One school that received the Deadly Choices program the following term acted as a control group. The findings of the research to see if the program was effective showed that overall, there were few significant differences between the control and intervention groups regarding health attitudes and behaviours; however, there were considerably more improvements relating to self-efficacy and knowledge of chronic disease and associated risk factors between groups.
Why are programs like Deadly Choices required?

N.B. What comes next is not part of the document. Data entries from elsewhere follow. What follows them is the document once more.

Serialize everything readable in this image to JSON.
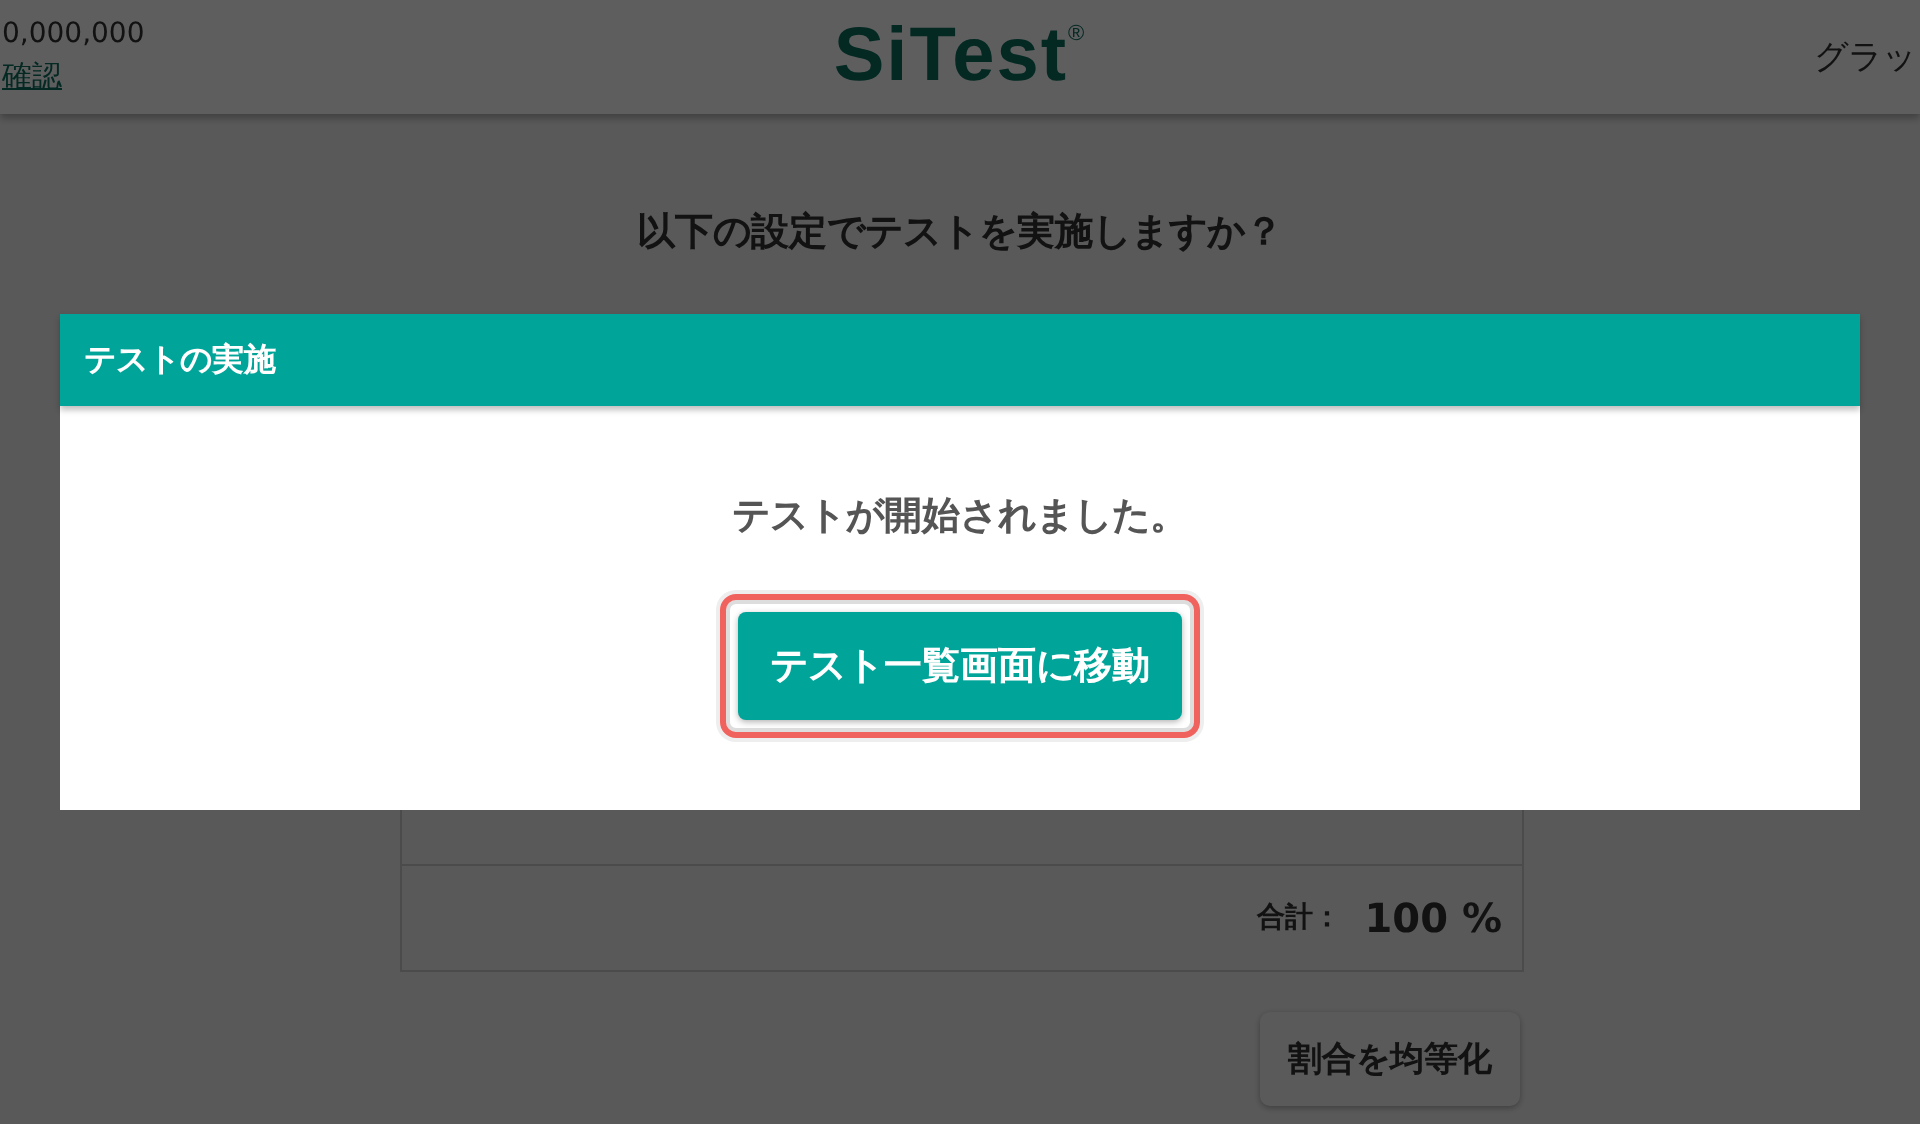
{
  "header": {
    "budget": "0,000,000",
    "confirm_link": "確認",
    "logo": "SiTest",
    "logo_mark": "®",
    "right_menu": "グラッ"
  },
  "page": {
    "question": "以下の設定でテストを実施しますか？",
    "total_label": "合計：",
    "total_value": "100 %",
    "equalize_button": "割合を均等化"
  },
  "modal": {
    "title": "テストの実施",
    "message": "テストが開始されました。",
    "button": "テスト一覧画面に移動",
    "highlighted": true
  }
}
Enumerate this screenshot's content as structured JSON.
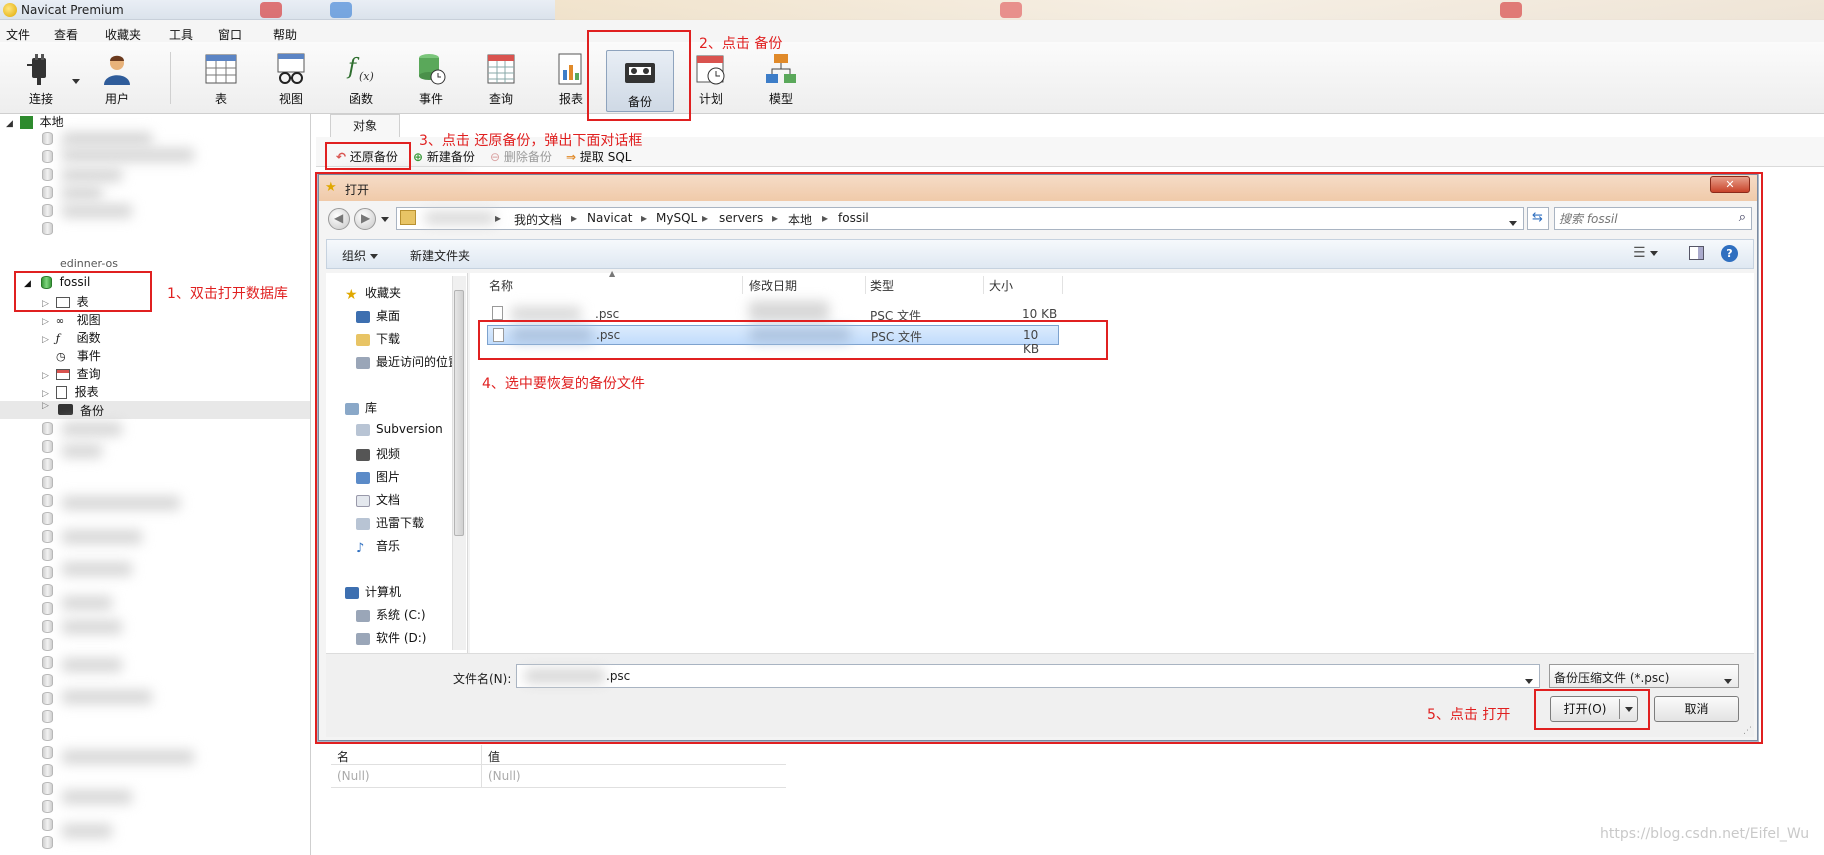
{
  "window": {
    "title": "Navicat Premium"
  },
  "menu": [
    "文件",
    "查看",
    "收藏夹",
    "工具",
    "窗口",
    "帮助"
  ],
  "toolbar": {
    "items": [
      {
        "label": "连接",
        "icon": "plug-icon"
      },
      {
        "label": "用户",
        "icon": "user-icon"
      },
      {
        "label": "表",
        "icon": "table-icon"
      },
      {
        "label": "视图",
        "icon": "view-glasses-icon"
      },
      {
        "label": "函数",
        "icon": "function-icon"
      },
      {
        "label": "事件",
        "icon": "event-icon"
      },
      {
        "label": "查询",
        "icon": "query-icon"
      },
      {
        "label": "报表",
        "icon": "report-icon"
      },
      {
        "label": "备份",
        "icon": "backup-tape-icon"
      },
      {
        "label": "计划",
        "icon": "calendar-icon"
      },
      {
        "label": "模型",
        "icon": "model-icon"
      }
    ]
  },
  "tree": {
    "root": "本地",
    "partial": "edinner-os",
    "database": "fossil",
    "children": [
      "表",
      "视图",
      "函数",
      "事件",
      "查询",
      "报表",
      "备份"
    ]
  },
  "objects_tab": "对象",
  "subtoolbar": {
    "restore": "还原备份",
    "new": "新建备份",
    "delete": "删除备份",
    "extract": "提取 SQL"
  },
  "annotations": {
    "a1": "1、双击打开数据库",
    "a2": "2、点击 备份",
    "a3": "3、点击 还原备份，弹出下面对话框",
    "a4": "4、选中要恢复的备份文件",
    "a5": "5、点击 打开"
  },
  "dialog": {
    "title": "打开",
    "close": "✕",
    "path": [
      "我的文档",
      "Navicat",
      "MySQL",
      "servers",
      "本地",
      "fossil"
    ],
    "search_placeholder": "搜索 fossil",
    "organize": "组织",
    "new_folder": "新建文件夹",
    "nav": {
      "favorites": "收藏夹",
      "fav_items": [
        "桌面",
        "下载",
        "最近访问的位置"
      ],
      "library": "库",
      "lib_items": [
        "Subversion",
        "视频",
        "图片",
        "文档",
        "迅雷下载",
        "音乐"
      ],
      "computer": "计算机",
      "drives": [
        "系统 (C:)",
        "软件 (D:)"
      ]
    },
    "columns": [
      "名称",
      "修改日期",
      "类型",
      "大小"
    ],
    "files": [
      {
        "name": ".psc",
        "type": "PSC 文件",
        "size": "10 KB",
        "selected": false
      },
      {
        "name": ".psc",
        "type": "PSC 文件",
        "size": "10 KB",
        "selected": true
      }
    ],
    "filename_label": "文件名(N):",
    "filename_value": ".psc",
    "filter": "备份压缩文件 (*.psc)",
    "open": "打开(O)",
    "cancel": "取消"
  },
  "props": {
    "col_name": "名",
    "col_value": "值",
    "null1": "(Null)",
    "null2": "(Null)"
  },
  "watermark": "https://blog.csdn.net/Eifel_Wu"
}
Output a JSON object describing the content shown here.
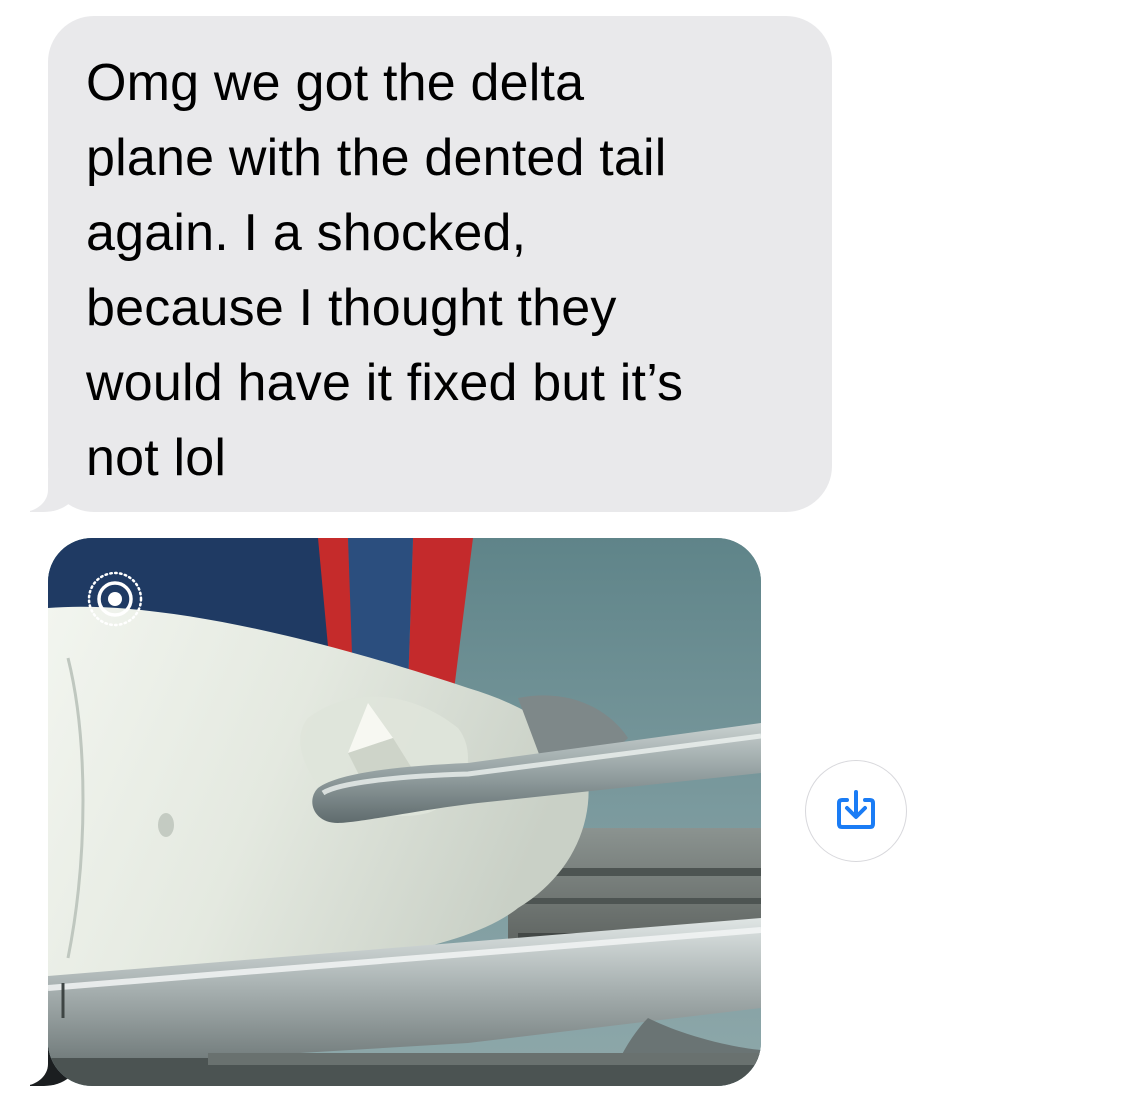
{
  "conversation": {
    "messages": [
      {
        "type": "text",
        "direction": "incoming",
        "text": "Omg we got the delta\nplane with the dented tail\nagain. I a shocked,\nbecause I thought they\nwould have it fixed but it’s\nnot lol"
      },
      {
        "type": "photo",
        "direction": "incoming",
        "badge_icon": "live-photo-icon",
        "action_icon": "save-to-photos-icon"
      }
    ]
  },
  "colors": {
    "incoming_bubble": "#e9e9eb",
    "accent_blue": "#1a7cf5",
    "button_border": "#d8d8dc"
  }
}
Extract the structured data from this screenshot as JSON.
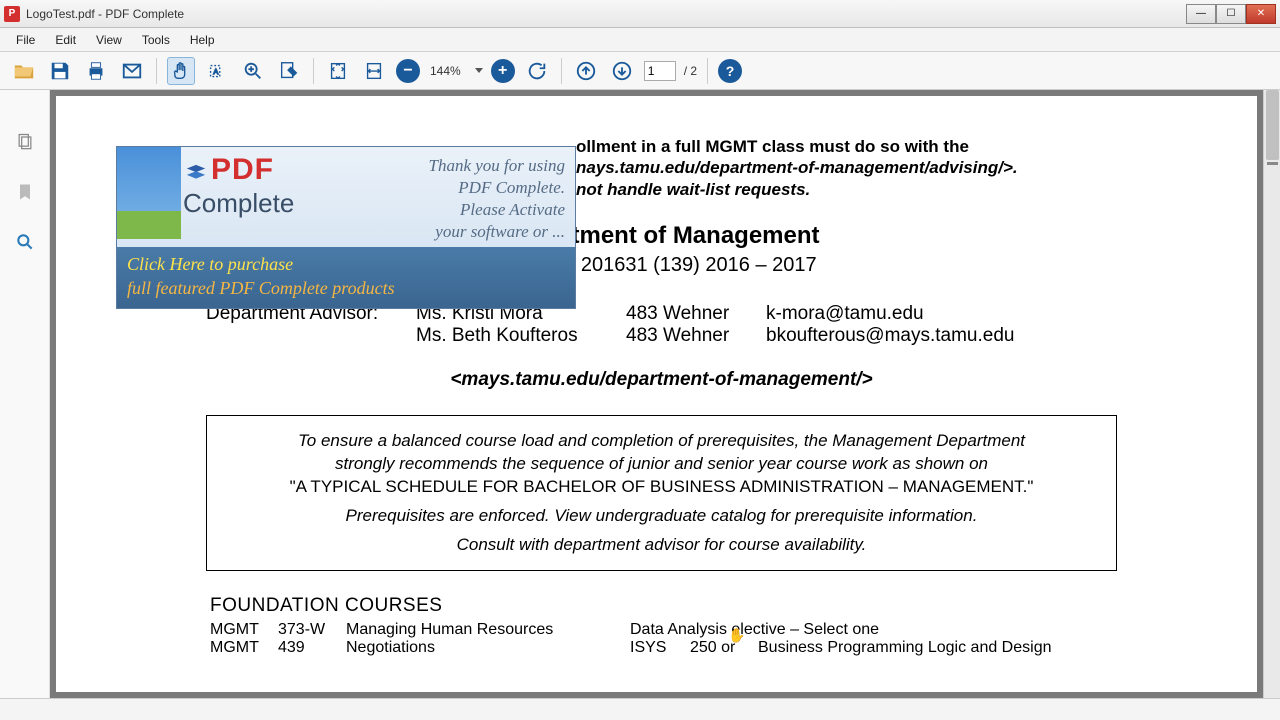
{
  "window": {
    "title": "LogoTest.pdf - PDF Complete"
  },
  "menu": {
    "items": [
      "File",
      "Edit",
      "View",
      "Tools",
      "Help"
    ]
  },
  "toolbar": {
    "zoom_level": "144%",
    "page_current": "1",
    "page_total": "/ 2"
  },
  "watermark": {
    "logo_top": "PDF",
    "logo_bottom": "Complete",
    "thankyou_l1": "Thank you for using",
    "thankyou_l2": "PDF Complete.",
    "thankyou_l3": "Please Activate",
    "thankyou_l4": "your software or ...",
    "cta_l1": "Click Here to purchase",
    "cta_l2": "full featured PDF Complete products"
  },
  "document": {
    "notice_frag1": "ollment in a full MGMT class must do so with the",
    "notice_frag2": "nays.tamu.edu/department-of-management/advising/>.",
    "notice_frag3": "not handle wait-list requests.",
    "dept_title": "Department of Management",
    "catalog_line": "Catalog 201631 (139)   2016 – 2017",
    "advisor_label": "Department Advisor:",
    "advisors": [
      {
        "name": "Ms. Kristi Mora",
        "loc": "483 Wehner",
        "email": "k-mora@tamu.edu"
      },
      {
        "name": "Ms. Beth Koufteros",
        "loc": "483 Wehner",
        "email": "bkoufterous@mays.tamu.edu"
      }
    ],
    "dept_url": "<mays.tamu.edu/department-of-management/>",
    "box_l1": "To ensure a balanced course load and completion of prerequisites, the Management Department",
    "box_l2": "strongly recommends the sequence of junior and senior year course work as shown on",
    "box_l3": "\"A TYPICAL SCHEDULE FOR BACHELOR OF BUSINESS ADMINISTRATION – MANAGEMENT.\"",
    "box_l4": "Prerequisites are enforced.  View undergraduate catalog for prerequisite information.",
    "box_l5": "Consult with department advisor for course availability.",
    "foundation_header": "FOUNDATION COURSES",
    "left_courses": [
      {
        "dept": "MGMT",
        "num": "373-W",
        "title": "Managing Human Resources"
      },
      {
        "dept": "MGMT",
        "num": "439",
        "title": "Negotiations"
      }
    ],
    "right_header": "Data Analysis elective – Select one",
    "right_courses": [
      {
        "dept": "ISYS",
        "num": "250 or",
        "title": "Business Programming Logic and Design"
      }
    ]
  }
}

Indigenous Australians experience higher rates of chronic disease than the average across Australia. These chronic diseases cause about 70% of the health gap between the non-indigenous and the indigenous groups in the nation. It is reported that the young of the indigenous population are more prone to treatable and preventable diseases like recurring infections, oral & ear diseases and also have a higher rate of chronic diseases when they reach their adulthood. The ages at which the indigenous get affected by chronic diseases are also much lower than that of non-indigenous people. Some of the risk factors that are related to chronic disease are alcohol misuse, smoking, poor nutrition, poor physical activities and obesity. The economy and social determination also play a crucial part in the burden related to these chronic diseases amongst the population. Check out our guest article from Harry Pitt, an indigenous Australian working in the Closing the Gap program at his Medicare Local.